A prime example of a politician using social media himself is Goodyear Jonathan, President of Nigeria. Johnson’s Facebook page is updated daily, by the man himself, and includes his personal thoughts on the state of the government.
Be authentic, but don’t air out all of your dirty laundry
Again, because of that grey area between public and private that social media inhabits, it can be difficult to navigate what’s “right” to post and what should remain offline. There is no easy answer, as each situation calls for a different response. But a good rule of thumb is to be yourself – insert your opinions, your personality, and some tidbits from your daily life that voters might want to know – without going overboard. Generally, avoiding overly negative comments, even those that you think might help to smear your opponents, is best on social media. You just can never tell how your followers will react.
Take a heated Twitter battle between a former Indian MP, Shashi Tharoor and the commissioner of the Indian cricket league. The remarks that Tharoor made on Twitter and the negative exchange that he had with the commissioner led to his forced resignation.
Make time for social media
Using social media as part of your campaign strategy is almost required in today’s media-saturated climate, but that doesn’t mean that it should be slotted in between your 11AM appearance on the local news and your 1PM budget meeting. Social media is an on-going commitment. It is almost better not to create a campaign blog and Twitter account if they only see a flurry activity in their first week and then go dark for the following three.
While the 2010 UK election received lots of coverage in terms of how social media was used by the candidates, what’s not covered as often is how the current Prime Minister David Cameron continues to rely on social media as a major communication tool. Number10.gov.uk is an active web portal that includes live streaming of some of the PM’s appearances ad links to the equally active government Flickr, YouTube, Facebook and Twitter accounts.
Listen, engage, participate
It cannot be said more: social media is a two-way communication tool. It is not broadcast TV, where you can carefully craft your message, put it out there, and measure success at the polls. It is social. Therefore, you have to treat it like an on-going conversation that you’re having with your followers. Read comments, respond, take what your supporters (and your dissidents) are saying on your Facebook page into account the next time you make a decision.
A recent study of the importance of social media to youth in particular highlights the need for politicians to be active participants. Trends show that youth in the UK are more likely to engage with politics on social media than elsewhere, and politicians should take note if they want to appeal to younger voters.
Be creative, be daring

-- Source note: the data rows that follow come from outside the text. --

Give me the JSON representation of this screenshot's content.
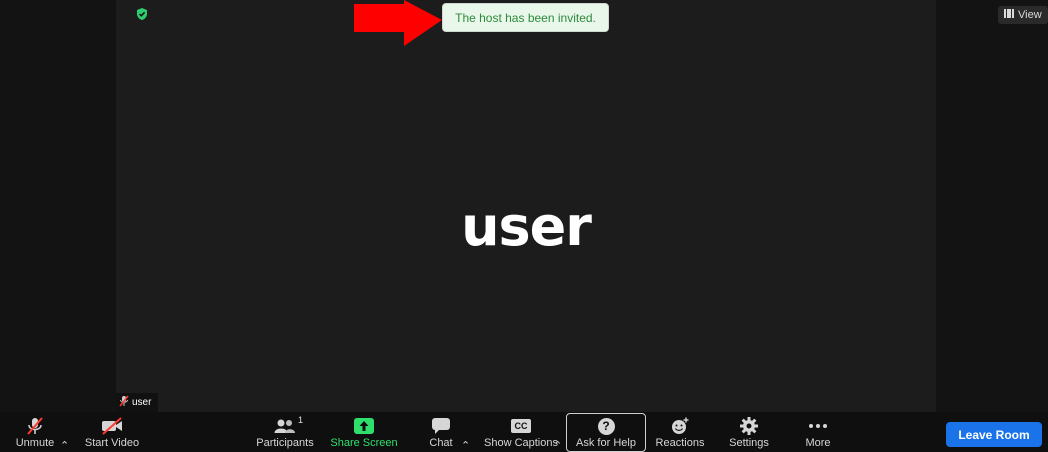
{
  "notification": {
    "text": "The host has been invited."
  },
  "view_button": {
    "label": "View"
  },
  "participant": {
    "display_name": "user",
    "name_tag": "user"
  },
  "toolbar": {
    "unmute": "Unmute",
    "start_video": "Start Video",
    "participants": "Participants",
    "participants_count": "1",
    "share_screen": "Share Screen",
    "chat": "Chat",
    "show_captions": "Show Captions",
    "cc_icon_text": "CC",
    "ask_for_help": "Ask for Help",
    "help_icon_text": "?",
    "reactions": "Reactions",
    "settings": "Settings",
    "more": "More",
    "leave_room": "Leave Room"
  },
  "colors": {
    "stage_bg": "#1c1c1c",
    "toast_bg": "#e8f7ea",
    "toast_text": "#2f8a3c",
    "share_green": "#2ee06b",
    "leave_blue": "#1a73e8",
    "arrow_red": "#ff0000"
  },
  "icons": [
    "shield-icon",
    "view-icon",
    "mic-muted-icon",
    "video-off-icon",
    "participants-icon",
    "share-screen-icon",
    "chat-icon",
    "captions-icon",
    "help-icon",
    "reactions-icon",
    "settings-icon",
    "more-icon",
    "arrow-icon"
  ]
}
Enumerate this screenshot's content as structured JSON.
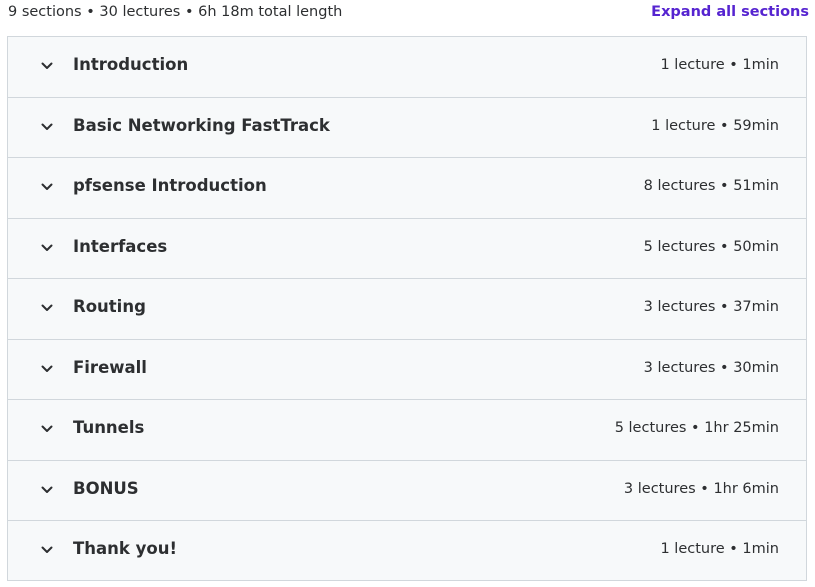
{
  "summary": {
    "text": "9 sections • 30 lectures • 6h 18m total length",
    "expand_label": "Expand all sections"
  },
  "colors": {
    "accent": "#5624d0",
    "row_background": "#f7f9fa",
    "border": "#d1d7dc",
    "text": "#2d2f31"
  },
  "icons": {
    "section_toggle": "chevron-down-icon"
  },
  "sections": [
    {
      "title": "Introduction",
      "meta": "1 lecture • 1min"
    },
    {
      "title": "Basic Networking FastTrack",
      "meta": "1 lecture • 59min"
    },
    {
      "title": "pfsense Introduction",
      "meta": "8 lectures • 51min"
    },
    {
      "title": "Interfaces",
      "meta": "5 lectures • 50min"
    },
    {
      "title": "Routing",
      "meta": "3 lectures • 37min"
    },
    {
      "title": "Firewall",
      "meta": "3 lectures • 30min"
    },
    {
      "title": "Tunnels",
      "meta": "5 lectures • 1hr 25min"
    },
    {
      "title": "BONUS",
      "meta": "3 lectures • 1hr 6min"
    },
    {
      "title": "Thank you!",
      "meta": "1 lecture • 1min"
    }
  ]
}
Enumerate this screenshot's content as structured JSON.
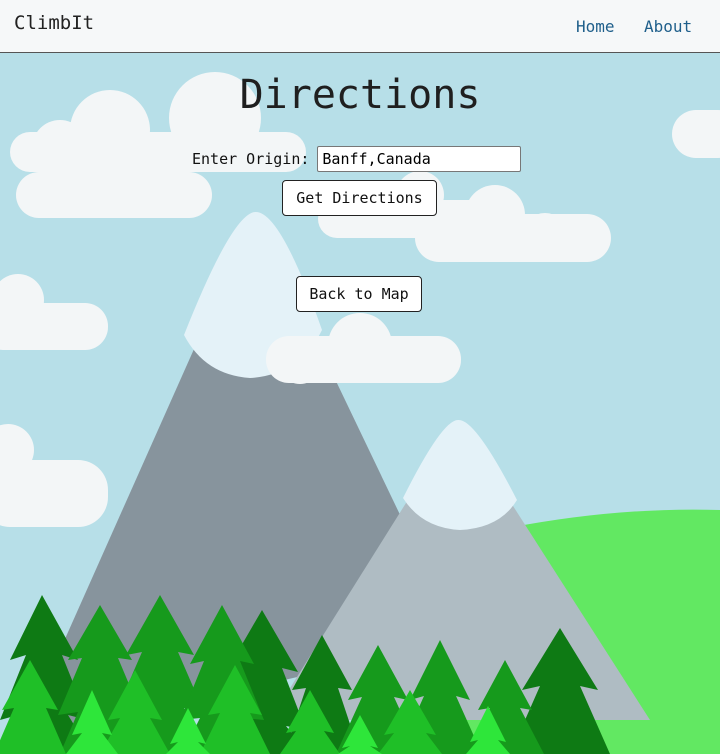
{
  "navbar": {
    "brand": "ClimbIt",
    "links": [
      "Home",
      "About"
    ]
  },
  "page": {
    "title": "Directions"
  },
  "form": {
    "origin_label": "Enter Origin:",
    "origin_value": "Banff,Canada",
    "get_directions_label": "Get Directions",
    "back_label": "Back to Map"
  },
  "colors": {
    "sky": "#b7dfe8",
    "cloud": "#f3f6f7",
    "mountain_dark": "#87949d",
    "mountain_light": "#afbcc3",
    "snow": "#e4f2f8",
    "grass": "#62e862",
    "link": "#1f5f8b"
  }
}
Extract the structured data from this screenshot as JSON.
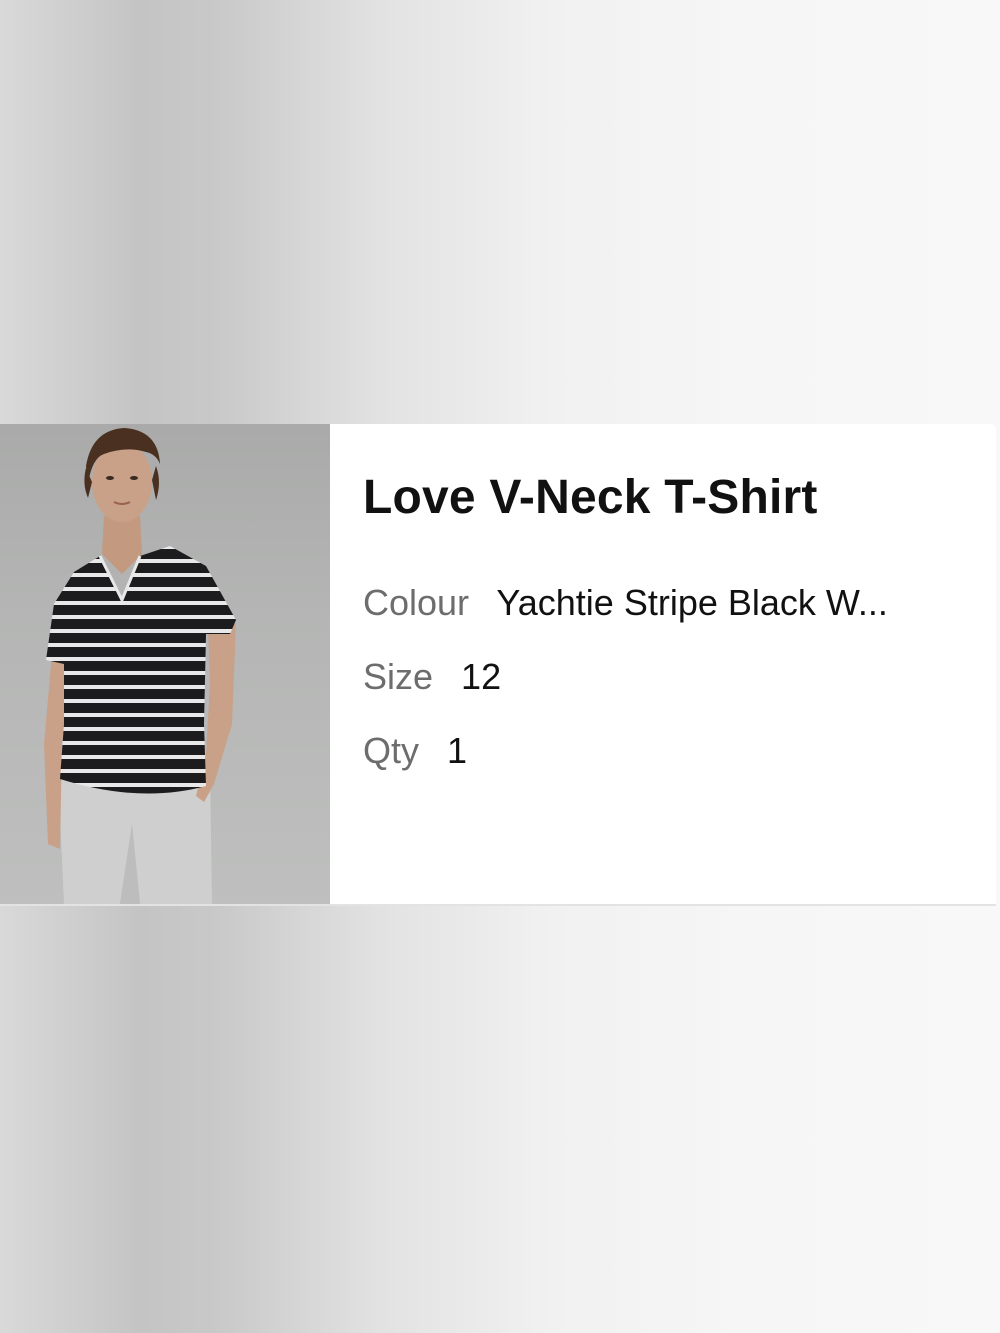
{
  "product": {
    "title": "Love V-Neck T-Shirt",
    "image_alt": "Model wearing striped v-neck t-shirt",
    "attributes": [
      {
        "label": "Colour",
        "value": "Yachtie Stripe Black W..."
      },
      {
        "label": "Size",
        "value": "12"
      },
      {
        "label": "Qty",
        "value": "1"
      }
    ]
  },
  "colors": {
    "card_background": "#ffffff",
    "label_text": "#6d6d6d",
    "value_text": "#111111"
  }
}
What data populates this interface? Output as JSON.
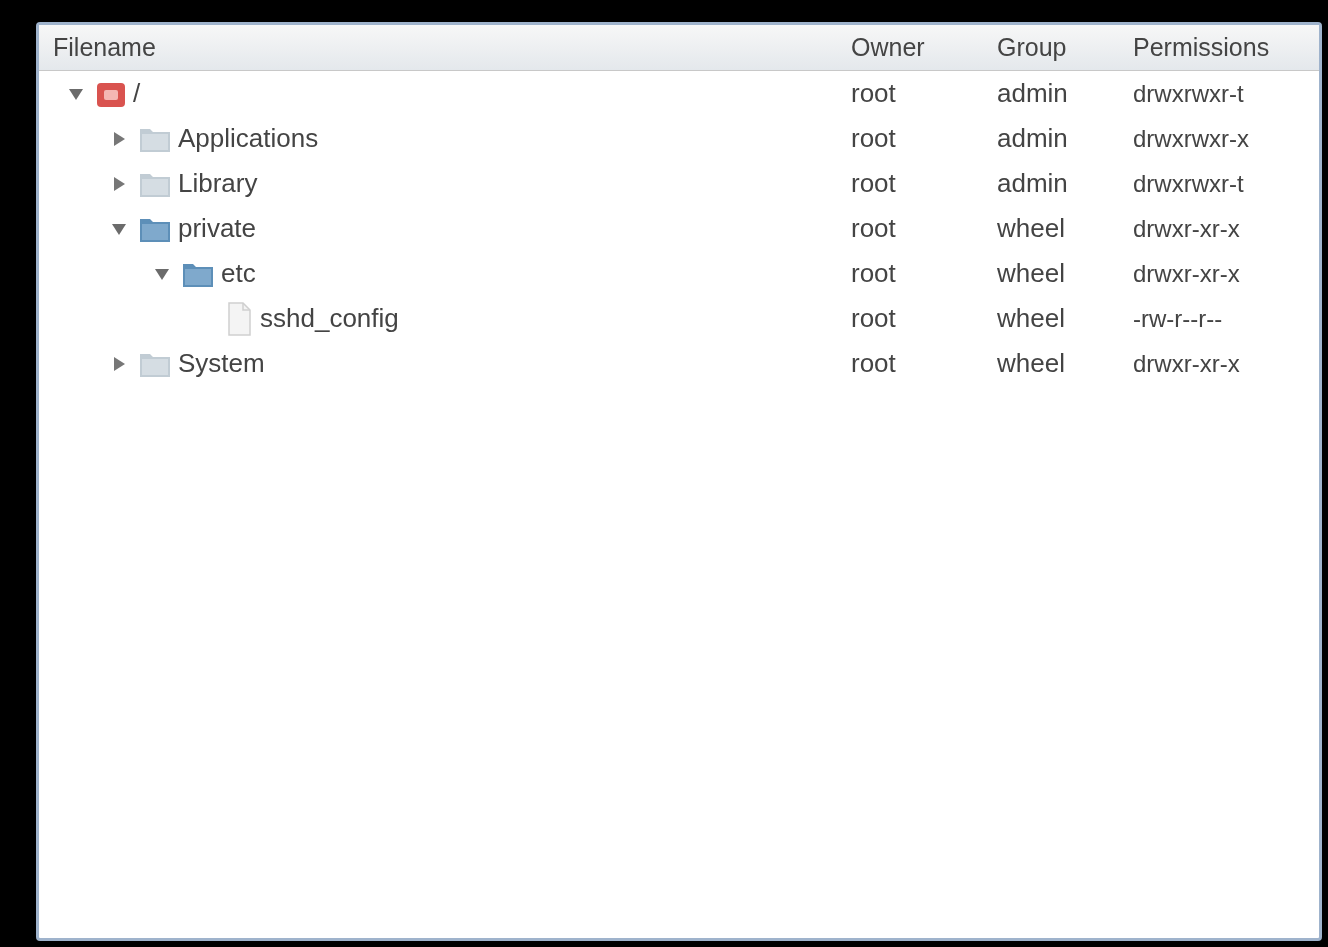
{
  "table": {
    "columns": [
      "Filename",
      "Owner",
      "Group",
      "Permissions"
    ],
    "rows": [
      {
        "kind": "volume",
        "name": "/",
        "owner": "root",
        "group": "admin",
        "permissions": "drwxrwxr-t",
        "expanded": true,
        "children": [
          {
            "kind": "folder",
            "name": "Applications",
            "owner": "root",
            "group": "admin",
            "permissions": "drwxrwxr-x",
            "expanded": false
          },
          {
            "kind": "folder",
            "name": "Library",
            "owner": "root",
            "group": "admin",
            "permissions": "drwxrwxr-t",
            "expanded": false
          },
          {
            "kind": "folder",
            "name": "private",
            "owner": "root",
            "group": "wheel",
            "permissions": "drwxr-xr-x",
            "expanded": true,
            "children": [
              {
                "kind": "folder",
                "name": "etc",
                "owner": "root",
                "group": "wheel",
                "permissions": "drwxr-xr-x",
                "expanded": true,
                "children": [
                  {
                    "kind": "file",
                    "name": "sshd_config",
                    "owner": "root",
                    "group": "wheel",
                    "permissions": "-rw-r--r--"
                  }
                ]
              }
            ]
          },
          {
            "kind": "folder",
            "name": "System",
            "owner": "root",
            "group": "wheel",
            "permissions": "drwxr-xr-x",
            "expanded": false
          }
        ]
      }
    ]
  }
}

While exploring Facebook and Twitter, you’ll likely come across even newer technology like geo-location-based services. The politicians who take a risk and experiment with these new technologies are usually those that voters remember when they head to the polls. Remember how heavily Obama used YouTube to reach out to Americans? Trying new technologies is risky, but if you have the budget and the staff, you’ll be remembered as someone who is willing to look to non-traditional methods of problem-solving.
The location-based web service Gowalla is starting a new political initiative that rewards participation at rallies, town halls and other political events. And the politicians who have signed up for this first-of-its-kind campaign tool will only be admired by their supporters as people who can adapt and grow as technology does.